- Instructions to follow -
Some lines in the material below hold the word "chevron". Copy all of them.

- Available data -

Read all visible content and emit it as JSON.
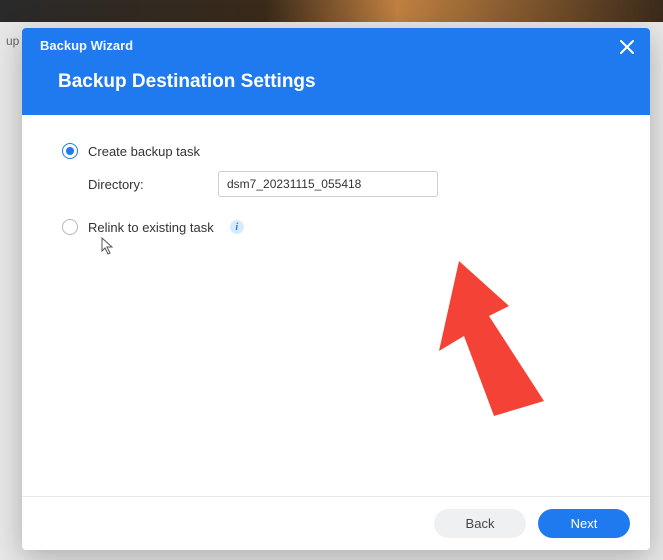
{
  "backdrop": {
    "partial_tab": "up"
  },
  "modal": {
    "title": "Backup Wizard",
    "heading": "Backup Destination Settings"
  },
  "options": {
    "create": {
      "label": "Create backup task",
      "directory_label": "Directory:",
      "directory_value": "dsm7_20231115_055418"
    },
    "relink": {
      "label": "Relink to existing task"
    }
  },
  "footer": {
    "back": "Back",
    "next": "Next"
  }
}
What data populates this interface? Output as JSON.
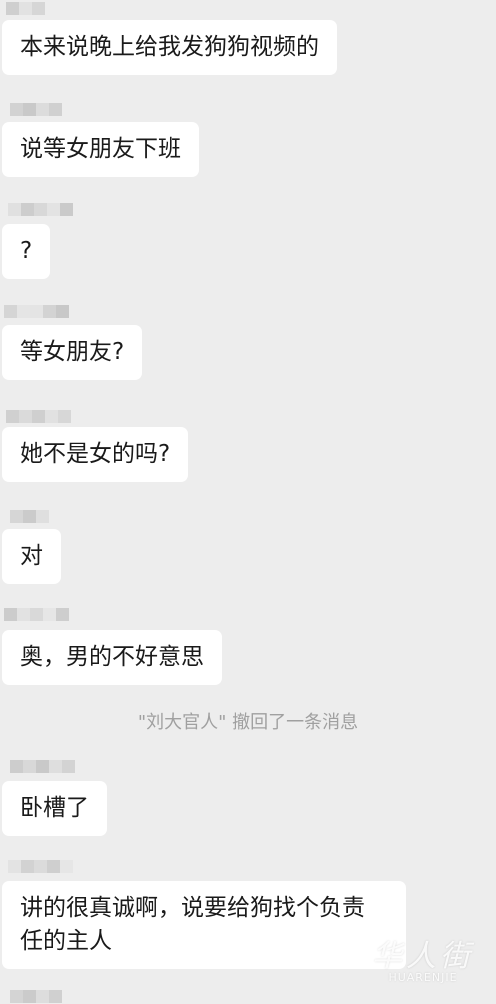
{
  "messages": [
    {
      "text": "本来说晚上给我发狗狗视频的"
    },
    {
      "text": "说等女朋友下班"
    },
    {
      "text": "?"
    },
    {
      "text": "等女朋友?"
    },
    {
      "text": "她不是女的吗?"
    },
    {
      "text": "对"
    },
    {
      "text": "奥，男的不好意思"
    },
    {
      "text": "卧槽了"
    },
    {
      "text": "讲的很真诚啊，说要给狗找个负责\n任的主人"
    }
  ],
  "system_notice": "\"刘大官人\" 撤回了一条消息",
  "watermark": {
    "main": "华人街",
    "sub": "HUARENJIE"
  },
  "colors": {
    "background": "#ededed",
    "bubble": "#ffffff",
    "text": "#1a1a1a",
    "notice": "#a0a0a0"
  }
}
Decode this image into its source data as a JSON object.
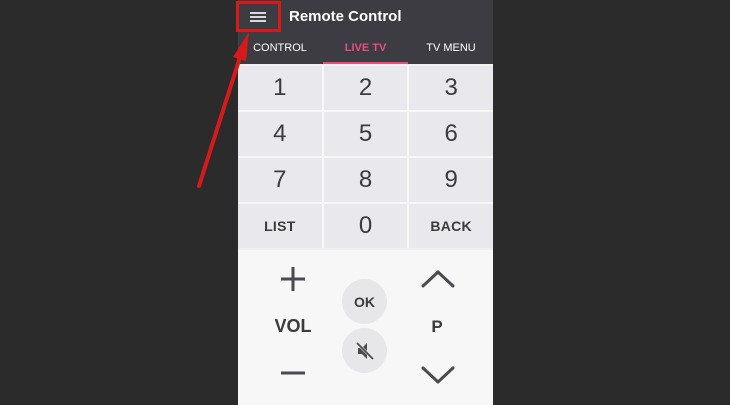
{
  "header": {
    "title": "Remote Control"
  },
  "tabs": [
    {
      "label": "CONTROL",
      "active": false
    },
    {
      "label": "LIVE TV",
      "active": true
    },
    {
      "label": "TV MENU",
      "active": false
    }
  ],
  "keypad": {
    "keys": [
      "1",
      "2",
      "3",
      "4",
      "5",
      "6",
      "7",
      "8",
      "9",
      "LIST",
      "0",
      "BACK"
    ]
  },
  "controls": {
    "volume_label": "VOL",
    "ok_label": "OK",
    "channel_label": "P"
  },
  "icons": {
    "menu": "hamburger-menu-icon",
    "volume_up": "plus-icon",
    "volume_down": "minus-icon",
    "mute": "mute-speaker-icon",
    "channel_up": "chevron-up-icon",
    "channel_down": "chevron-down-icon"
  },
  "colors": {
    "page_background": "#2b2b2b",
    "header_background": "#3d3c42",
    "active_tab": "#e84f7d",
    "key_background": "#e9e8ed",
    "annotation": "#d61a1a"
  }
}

- Result -
    "channel_up": "chevron-up-icon",
    "channel_down": "chevron-down-icon"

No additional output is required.